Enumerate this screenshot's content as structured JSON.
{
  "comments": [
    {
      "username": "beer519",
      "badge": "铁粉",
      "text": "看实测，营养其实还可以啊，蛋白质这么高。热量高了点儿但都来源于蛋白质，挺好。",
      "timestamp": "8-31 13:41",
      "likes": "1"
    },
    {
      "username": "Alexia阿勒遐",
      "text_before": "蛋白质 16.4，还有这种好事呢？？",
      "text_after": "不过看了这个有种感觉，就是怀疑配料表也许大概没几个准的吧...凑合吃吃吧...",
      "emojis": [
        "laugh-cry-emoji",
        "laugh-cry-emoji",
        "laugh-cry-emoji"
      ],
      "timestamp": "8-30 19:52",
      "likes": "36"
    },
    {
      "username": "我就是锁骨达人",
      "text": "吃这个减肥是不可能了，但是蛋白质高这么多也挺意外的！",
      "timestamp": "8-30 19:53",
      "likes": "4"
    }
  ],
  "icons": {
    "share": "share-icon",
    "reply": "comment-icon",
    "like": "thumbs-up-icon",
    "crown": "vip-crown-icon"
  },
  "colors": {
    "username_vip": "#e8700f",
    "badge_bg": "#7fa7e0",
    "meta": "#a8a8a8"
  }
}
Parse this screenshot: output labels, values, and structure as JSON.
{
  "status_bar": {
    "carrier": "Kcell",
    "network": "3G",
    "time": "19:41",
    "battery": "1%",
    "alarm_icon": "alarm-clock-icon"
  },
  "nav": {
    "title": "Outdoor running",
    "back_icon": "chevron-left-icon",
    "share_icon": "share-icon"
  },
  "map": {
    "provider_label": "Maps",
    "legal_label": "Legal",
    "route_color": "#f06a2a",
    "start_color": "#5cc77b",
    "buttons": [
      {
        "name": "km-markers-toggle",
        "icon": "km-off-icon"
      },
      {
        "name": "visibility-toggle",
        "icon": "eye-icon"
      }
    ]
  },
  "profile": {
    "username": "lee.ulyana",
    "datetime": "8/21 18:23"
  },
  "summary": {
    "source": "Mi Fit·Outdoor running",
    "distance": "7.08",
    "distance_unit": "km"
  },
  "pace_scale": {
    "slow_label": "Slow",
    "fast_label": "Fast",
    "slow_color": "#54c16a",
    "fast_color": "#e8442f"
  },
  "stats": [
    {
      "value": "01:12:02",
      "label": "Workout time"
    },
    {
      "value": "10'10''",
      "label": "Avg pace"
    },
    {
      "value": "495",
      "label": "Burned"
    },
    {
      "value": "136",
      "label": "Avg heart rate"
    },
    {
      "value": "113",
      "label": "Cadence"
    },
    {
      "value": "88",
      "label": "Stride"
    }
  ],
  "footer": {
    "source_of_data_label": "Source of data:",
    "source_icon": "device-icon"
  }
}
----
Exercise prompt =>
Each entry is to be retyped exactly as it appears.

Problem solution =>
Enumerate this screenshot's content as structured JSON.
{
  "comments": [
    {
      "username": "beer519",
      "badge": "铁粉",
      "text": "看实测，营养其实还可以啊，蛋白质这么高。热量高了点儿但都来源于蛋白质，挺好。",
      "timestamp": "8-31 13:41",
      "likes": "1"
    },
    {
      "username": "Alexia阿勒遐",
      "text_before": "蛋白质 16.4，还有这种好事呢？？",
      "text_after": "不过看了这个有种感觉，就是怀疑配料表也许大概没几个准的吧...凑合吃吃吧...",
      "emojis": [
        "laugh-cry-emoji",
        "laugh-cry-emoji",
        "laugh-cry-emoji"
      ],
      "timestamp": "8-30 19:52",
      "likes": "36"
    },
    {
      "username": "我就是锁骨达人",
      "text": "吃这个减肥是不可能了，但是蛋白质高这么多也挺意外的！",
      "timestamp": "8-30 19:53",
      "likes": "4"
    }
  ],
  "icons": {
    "share": "share-icon",
    "reply": "comment-icon",
    "like": "thumbs-up-icon",
    "crown": "vip-crown-icon"
  },
  "colors": {
    "username_vip": "#e8700f",
    "badge_bg": "#7fa7e0",
    "meta": "#a8a8a8"
  }
}
Parse this screenshot: output labels, values, and structure as JSON.
{
  "status_bar": {
    "carrier": "Kcell",
    "network": "3G",
    "time": "19:41",
    "battery": "1%",
    "alarm_icon": "alarm-clock-icon"
  },
  "nav": {
    "title": "Outdoor running",
    "back_icon": "chevron-left-icon",
    "share_icon": "share-icon"
  },
  "map": {
    "provider_label": "Maps",
    "legal_label": "Legal",
    "route_color": "#f06a2a",
    "start_color": "#5cc77b",
    "buttons": [
      {
        "name": "km-markers-toggle",
        "icon": "km-off-icon"
      },
      {
        "name": "visibility-toggle",
        "icon": "eye-icon"
      }
    ]
  },
  "profile": {
    "username": "lee.ulyana",
    "datetime": "8/21 18:23"
  },
  "summary": {
    "source": "Mi Fit·Outdoor running",
    "distance": "7.08",
    "distance_unit": "km"
  },
  "pace_scale": {
    "slow_label": "Slow",
    "fast_label": "Fast",
    "slow_color": "#54c16a",
    "fast_color": "#e8442f"
  },
  "stats": [
    {
      "value": "01:12:02",
      "label": "Workout time"
    },
    {
      "value": "10'10''",
      "label": "Avg pace"
    },
    {
      "value": "495",
      "label": "Burned"
    },
    {
      "value": "136",
      "label": "Avg heart rate"
    },
    {
      "value": "113",
      "label": "Cadence"
    },
    {
      "value": "88",
      "label": "Stride"
    }
  ],
  "footer": {
    "source_of_data_label": "Source of data:",
    "source_icon": "device-icon"
  }
}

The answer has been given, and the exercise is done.